There's not a ton of kill spells in blue-green decks, but Cyclonic Rift and Into the Roil can provide some early defense while not being horrific draws in the late game.

You're also basically a combo deck, so selection and card draw are great. One-mana cantrips like Aerial Responder and Preordain are always a high priority in blue Cube decks, and I also am a fan of bigger selection effects, like Act on Impulse, Fact or Fiction, and Compulsive Research.


This is the least important category, really. Since you have a lot of ramp in your deck, running Hornet Queen and Avenger of Zendikar are absolutely realistic alternate strategies to the Grave Upheaval plan. But seriously, you don't really need them.


It can be hard to see, but Grave Upheaval is kind of a win condition all on its own. A single planeswalker follow-up is usually good enough to win the game, and I've won drafts with Grave Upheaval decks where my best attackers were Form of the Mulldrifter and Riftwing Cloudskate. Fatties are fine in this deck, but not really necessary. Once you see it in action, you'll understand.

Yes, It's Good

Grave Upheaval may not be as ridiculous in the Legacy Cube as it is in the Holiday Cube, but it's still a fine strategy that can easily win a draft if pulled off adequately.

I hope this primer has been helpful. Tweet at me at @dbro37 with your finest builds. Beautiful Grave Upheaval decks are always something I enjoy checking out.

Join the conversation

Want Prices?

Browse thousands of prices with the first and most comprehensive MTG Finance tool around.

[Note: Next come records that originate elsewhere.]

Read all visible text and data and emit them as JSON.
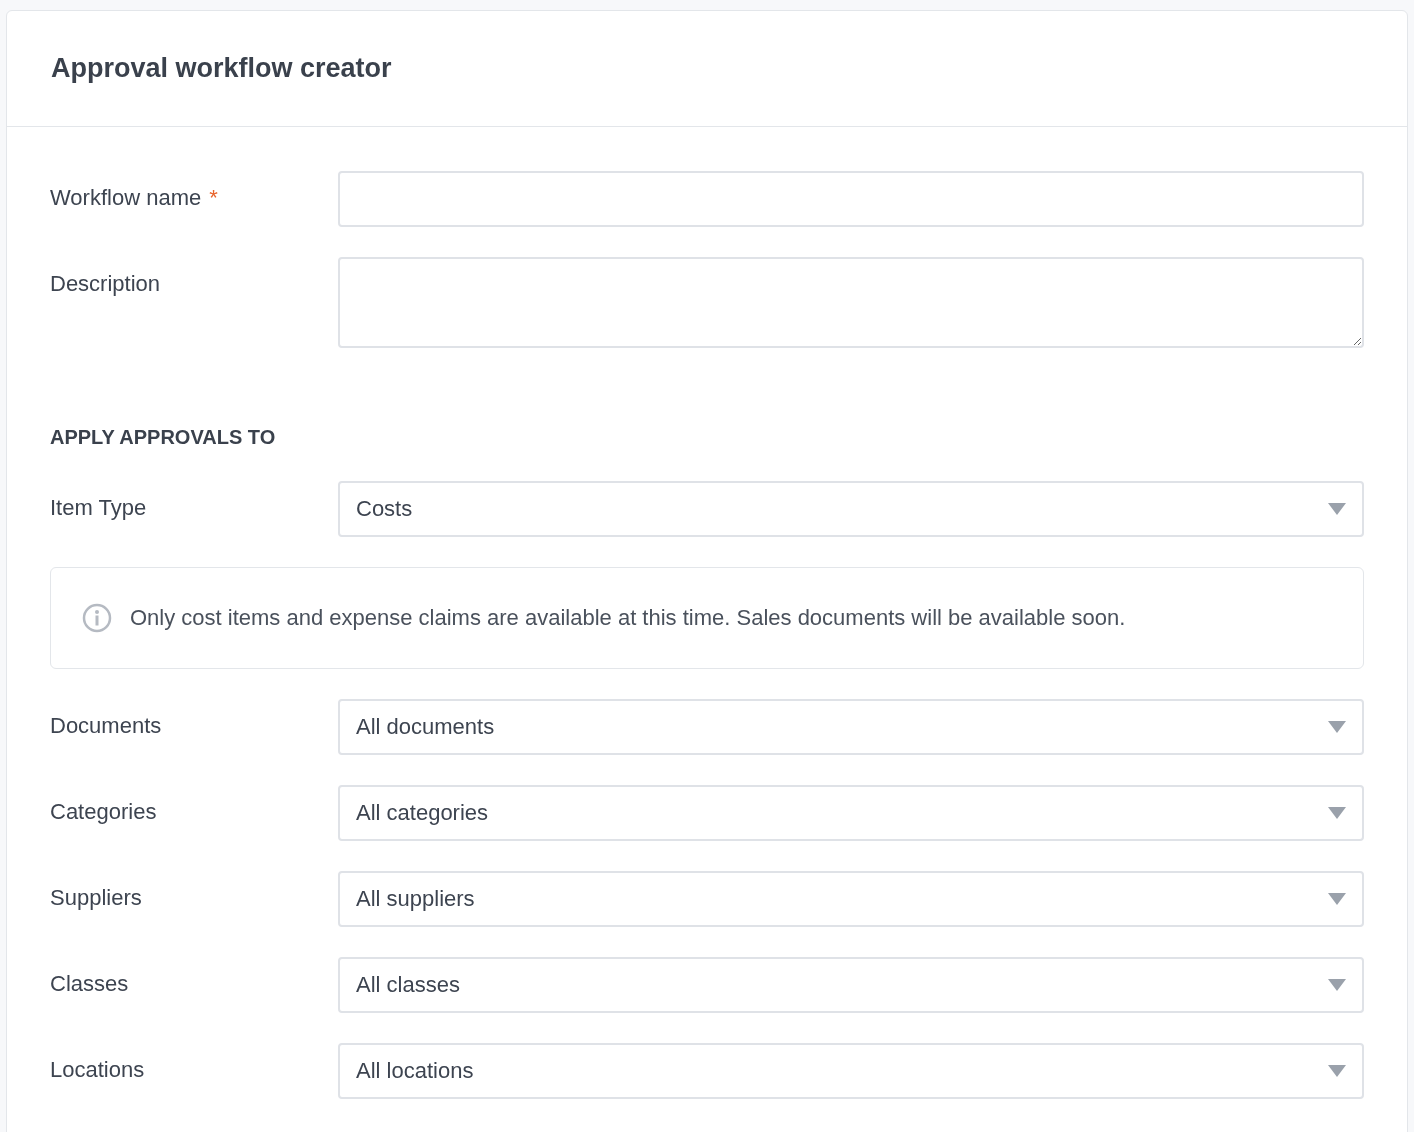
{
  "title": "Approval workflow creator",
  "fields": [
    {
      "label": "Workflow name",
      "required_mark": "*",
      "kind": "text"
    },
    {
      "label": "Description",
      "kind": "textarea"
    }
  ],
  "section_heading": "APPLY APPROVALS TO",
  "item_type": {
    "label": "Item Type",
    "value": "Costs"
  },
  "info": "Only cost items and expense claims are available at this time. Sales documents will be available soon.",
  "filters": [
    {
      "label": "Documents",
      "value": "All documents"
    },
    {
      "label": "Categories",
      "value": "All categories"
    },
    {
      "label": "Suppliers",
      "value": "All suppliers"
    },
    {
      "label": "Classes",
      "value": "All classes"
    },
    {
      "label": "Locations",
      "value": "All locations"
    }
  ]
}
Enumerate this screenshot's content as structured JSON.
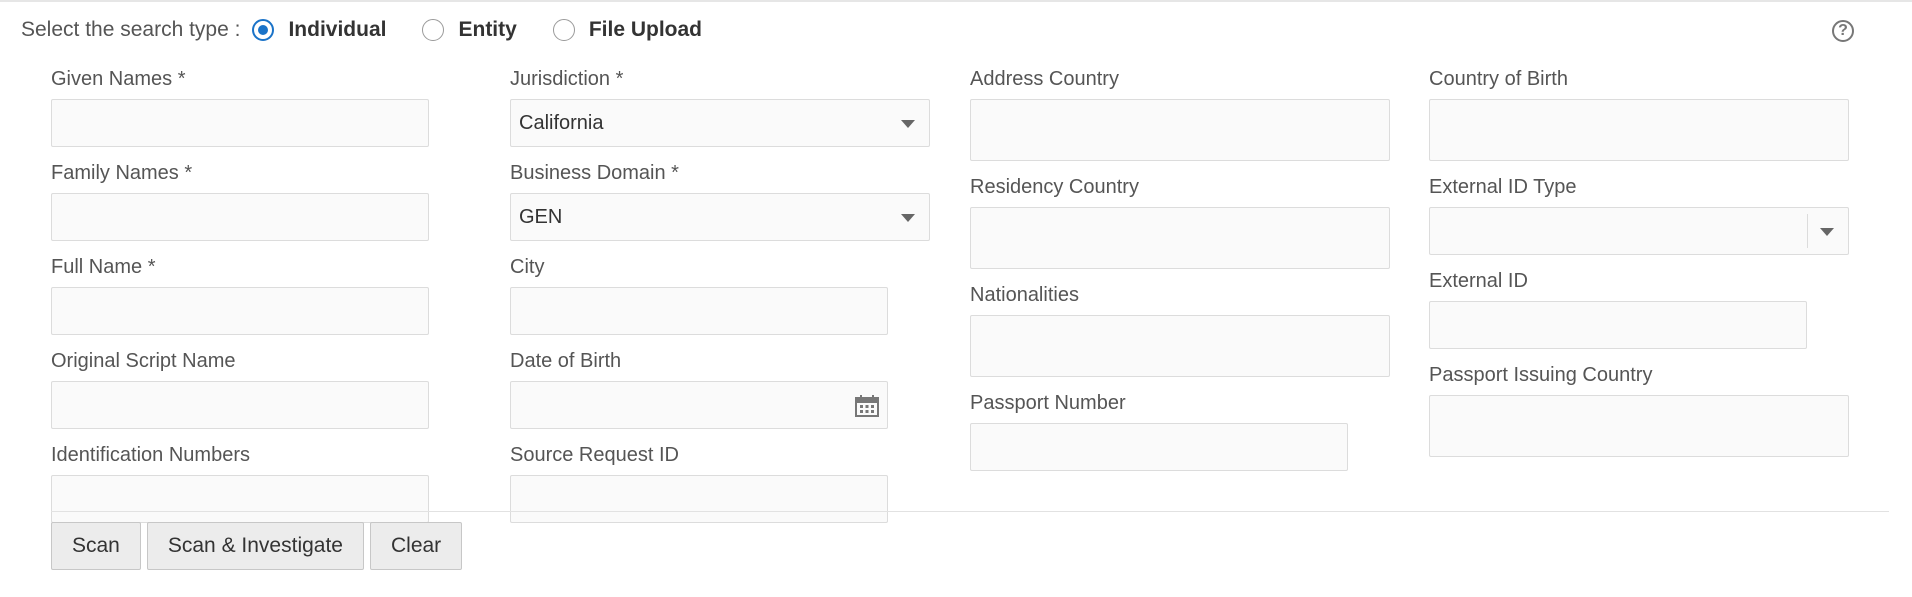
{
  "search_type": {
    "label": "Select the search type :",
    "options": [
      {
        "label": "Individual",
        "selected": true
      },
      {
        "label": "Entity",
        "selected": false
      },
      {
        "label": "File Upload",
        "selected": false
      }
    ]
  },
  "help_icon": "?",
  "form": {
    "given_names": {
      "label": "Given Names *",
      "value": ""
    },
    "family_names": {
      "label": "Family Names *",
      "value": ""
    },
    "full_name": {
      "label": "Full Name *",
      "value": ""
    },
    "original_script_name": {
      "label": "Original Script Name",
      "value": ""
    },
    "identification_numbers": {
      "label": "Identification Numbers",
      "value": ""
    },
    "jurisdiction": {
      "label": "Jurisdiction *",
      "value": "California"
    },
    "business_domain": {
      "label": "Business Domain *",
      "value": "GEN"
    },
    "city": {
      "label": "City",
      "value": ""
    },
    "date_of_birth": {
      "label": "Date of Birth",
      "value": ""
    },
    "source_request_id": {
      "label": "Source Request ID",
      "value": ""
    },
    "address_country": {
      "label": "Address Country",
      "value": ""
    },
    "residency_country": {
      "label": "Residency Country",
      "value": ""
    },
    "nationalities": {
      "label": "Nationalities",
      "value": ""
    },
    "passport_number": {
      "label": "Passport Number",
      "value": ""
    },
    "country_of_birth": {
      "label": "Country of Birth",
      "value": ""
    },
    "external_id_type": {
      "label": "External ID Type",
      "value": ""
    },
    "external_id": {
      "label": "External ID",
      "value": ""
    },
    "passport_issuing_country": {
      "label": "Passport Issuing Country",
      "value": ""
    }
  },
  "buttons": {
    "scan": "Scan",
    "scan_investigate": "Scan & Investigate",
    "clear": "Clear"
  },
  "colors": {
    "accent": "#1a73c8",
    "input_bg": "#fafafa",
    "button_bg": "#ececec"
  }
}
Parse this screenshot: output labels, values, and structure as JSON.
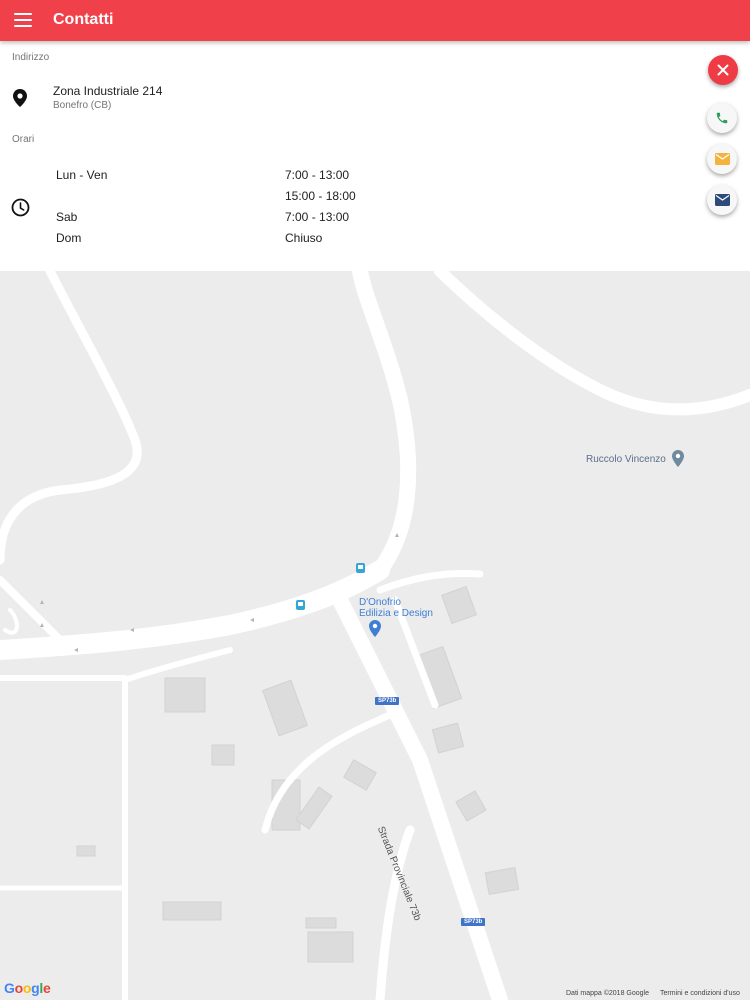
{
  "appbar": {
    "title": "Contatti"
  },
  "address": {
    "section_label": "Indirizzo",
    "line1": "Zona Industriale 214",
    "line2": "Bonefro (CB)"
  },
  "hours": {
    "section_label": "Orari",
    "rows": [
      {
        "day": "Lun - Ven",
        "time": "7:00 - 13:00"
      },
      {
        "day": "",
        "time": "15:00 - 18:00"
      },
      {
        "day": "Sab",
        "time": "7:00 - 13:00"
      },
      {
        "day": "Dom",
        "time": "Chiuso"
      }
    ]
  },
  "fabs": {
    "close": {
      "icon": "close-icon",
      "color": "#ef3b45"
    },
    "phone": {
      "icon": "phone-icon",
      "color": "#2e9e5b"
    },
    "message": {
      "icon": "message-icon",
      "color": "#f3b33d"
    },
    "email": {
      "icon": "mail-icon",
      "color": "#2c4a7a"
    }
  },
  "map": {
    "poi_ruccolo": "Ruccolo Vincenzo",
    "poi_donofrio_1": "D'Onofrio",
    "poi_donofrio_2": "Edilizia e Design",
    "road_badge_1": "SP73b",
    "road_badge_2": "SP73b",
    "road_name": "Strada Provinciale 73b",
    "footer_data": "Dati mappa ©2018 Google",
    "footer_terms": "Termini e condizioni d'uso",
    "google_logo": "Google"
  }
}
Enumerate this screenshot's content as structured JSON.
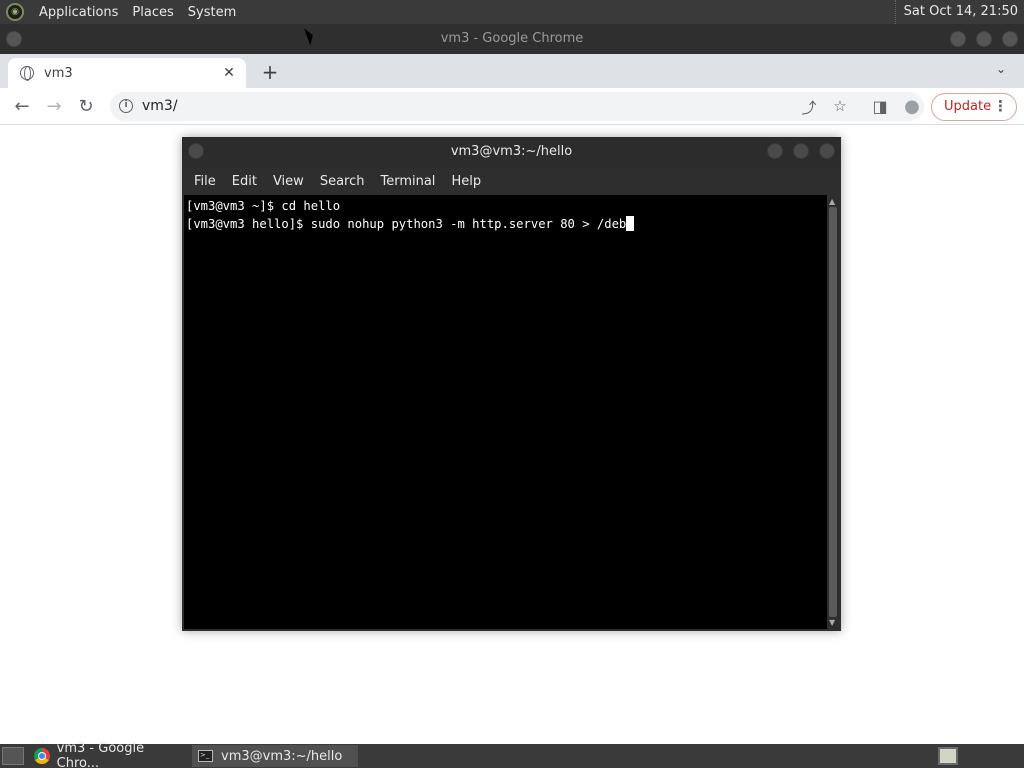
{
  "top_panel": {
    "menus": [
      "Applications",
      "Places",
      "System"
    ],
    "clock": "Sat Oct 14, 21:50"
  },
  "chrome": {
    "window_title": "vm3 - Google Chrome",
    "tab": {
      "title": "vm3",
      "close_glyph": "✕"
    },
    "new_tab_glyph": "+",
    "tab_search_glyph": "⌄",
    "toolbar": {
      "back_glyph": "←",
      "forward_glyph": "→",
      "reload_glyph": "↻",
      "url": "vm3/",
      "share_glyph": "⤴",
      "star_glyph": "☆",
      "sidepanel_glyph": "◨",
      "profile_glyph": "●",
      "update_label": "Update",
      "menu_glyph": "⋮"
    }
  },
  "terminal": {
    "title": "vm3@vm3:~/hello",
    "menu": [
      "File",
      "Edit",
      "View",
      "Search",
      "Terminal",
      "Help"
    ],
    "lines": [
      "[vm3@vm3 ~]$ cd hello",
      "[vm3@vm3 hello]$ sudo nohup python3 -m http.server 80 > /deb"
    ]
  },
  "taskbar": {
    "tasks": [
      {
        "label": "vm3 - Google Chro...",
        "icon": "chrome-icon"
      },
      {
        "label": "vm3@vm3:~/hello",
        "icon": "terminal-icon"
      }
    ]
  }
}
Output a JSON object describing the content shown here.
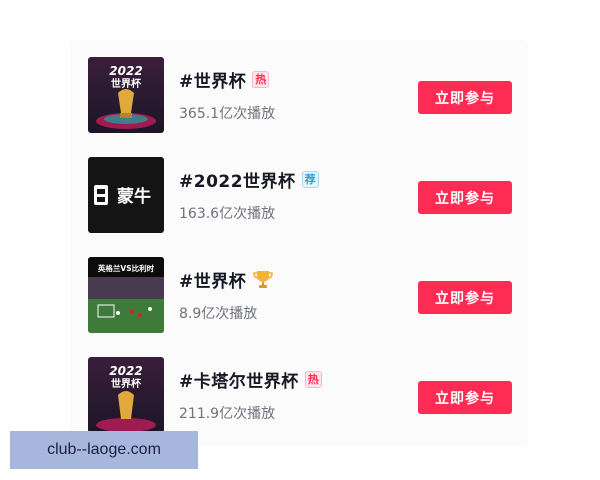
{
  "topics": [
    {
      "title": "#世界杯",
      "badge": "热",
      "badge_type": "hot",
      "plays": "365.1亿次播放",
      "thumb_text": [
        "2022",
        "世界杯"
      ],
      "button": "立即参与"
    },
    {
      "title": "#2022世界杯",
      "badge": "荐",
      "badge_type": "recommended",
      "plays": "163.6亿次播放",
      "thumb_text": [
        "蒙牛"
      ],
      "button": "立即参与"
    },
    {
      "title": "#世界杯",
      "badge_type": "trophy-icon",
      "plays": "8.9亿次播放",
      "thumb_text": [
        "英格兰VS比利时"
      ],
      "button": "立即参与"
    },
    {
      "title": "#卡塔尔世界杯",
      "badge": "热",
      "badge_type": "hot",
      "plays": "211.9亿次播放",
      "thumb_text": [
        "2022",
        "世界杯"
      ],
      "button": "立即参与"
    }
  ],
  "watermark": "club--laoge.com",
  "colors": {
    "accent": "#fe2c55",
    "hot_badge": "#fe2c55",
    "recommend_badge": "#2a9fe0",
    "title_text": "#161823",
    "meta_text": "#70727b",
    "watermark_bg": "#a7b6dd"
  }
}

Trader Tools lists both buylist and retail prices for every MTG card, going back a decade.

Quiet Speculation